┌─ AVAILABLE DATA

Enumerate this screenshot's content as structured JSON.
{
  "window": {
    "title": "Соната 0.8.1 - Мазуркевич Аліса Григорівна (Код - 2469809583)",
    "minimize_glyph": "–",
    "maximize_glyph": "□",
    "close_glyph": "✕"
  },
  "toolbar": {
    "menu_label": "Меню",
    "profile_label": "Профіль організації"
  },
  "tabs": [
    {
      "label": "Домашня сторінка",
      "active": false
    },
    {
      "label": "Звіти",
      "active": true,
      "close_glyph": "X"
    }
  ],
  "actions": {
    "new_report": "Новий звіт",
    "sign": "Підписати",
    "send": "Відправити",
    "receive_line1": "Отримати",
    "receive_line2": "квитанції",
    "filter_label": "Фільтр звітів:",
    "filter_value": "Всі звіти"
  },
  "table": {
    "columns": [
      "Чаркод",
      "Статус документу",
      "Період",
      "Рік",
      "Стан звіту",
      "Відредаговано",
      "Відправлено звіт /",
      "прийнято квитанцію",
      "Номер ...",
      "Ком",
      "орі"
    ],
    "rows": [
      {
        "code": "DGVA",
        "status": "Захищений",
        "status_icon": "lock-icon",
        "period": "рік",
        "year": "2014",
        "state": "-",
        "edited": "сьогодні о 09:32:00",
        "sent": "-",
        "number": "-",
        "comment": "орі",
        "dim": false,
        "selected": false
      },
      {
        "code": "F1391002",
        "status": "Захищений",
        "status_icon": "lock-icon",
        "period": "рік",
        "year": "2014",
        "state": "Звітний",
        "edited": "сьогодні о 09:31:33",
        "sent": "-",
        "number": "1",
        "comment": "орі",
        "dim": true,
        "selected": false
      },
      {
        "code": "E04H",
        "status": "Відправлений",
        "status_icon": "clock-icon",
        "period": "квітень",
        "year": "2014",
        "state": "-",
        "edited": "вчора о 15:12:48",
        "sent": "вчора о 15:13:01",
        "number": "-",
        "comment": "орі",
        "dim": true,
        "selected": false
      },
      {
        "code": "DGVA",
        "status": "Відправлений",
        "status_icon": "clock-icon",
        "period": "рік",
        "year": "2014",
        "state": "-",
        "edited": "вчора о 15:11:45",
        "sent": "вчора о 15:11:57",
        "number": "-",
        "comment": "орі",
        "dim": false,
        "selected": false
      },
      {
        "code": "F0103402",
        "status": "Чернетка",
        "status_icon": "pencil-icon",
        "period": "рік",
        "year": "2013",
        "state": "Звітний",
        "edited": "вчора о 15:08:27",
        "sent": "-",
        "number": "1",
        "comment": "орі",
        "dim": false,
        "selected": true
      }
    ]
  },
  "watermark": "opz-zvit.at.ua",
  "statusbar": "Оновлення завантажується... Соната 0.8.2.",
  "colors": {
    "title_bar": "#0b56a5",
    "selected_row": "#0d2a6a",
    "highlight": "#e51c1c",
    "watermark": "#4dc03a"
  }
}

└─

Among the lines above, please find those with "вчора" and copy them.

**TASK RESPONSE**:
        "edited": "вчора о 15:12:48",
        "sent": "вчора о 15:13:01",
        "edited": "вчора о 15:11:45",
        "sent": "вчора о 15:11:57",
        "edited": "вчора о 15:08:27",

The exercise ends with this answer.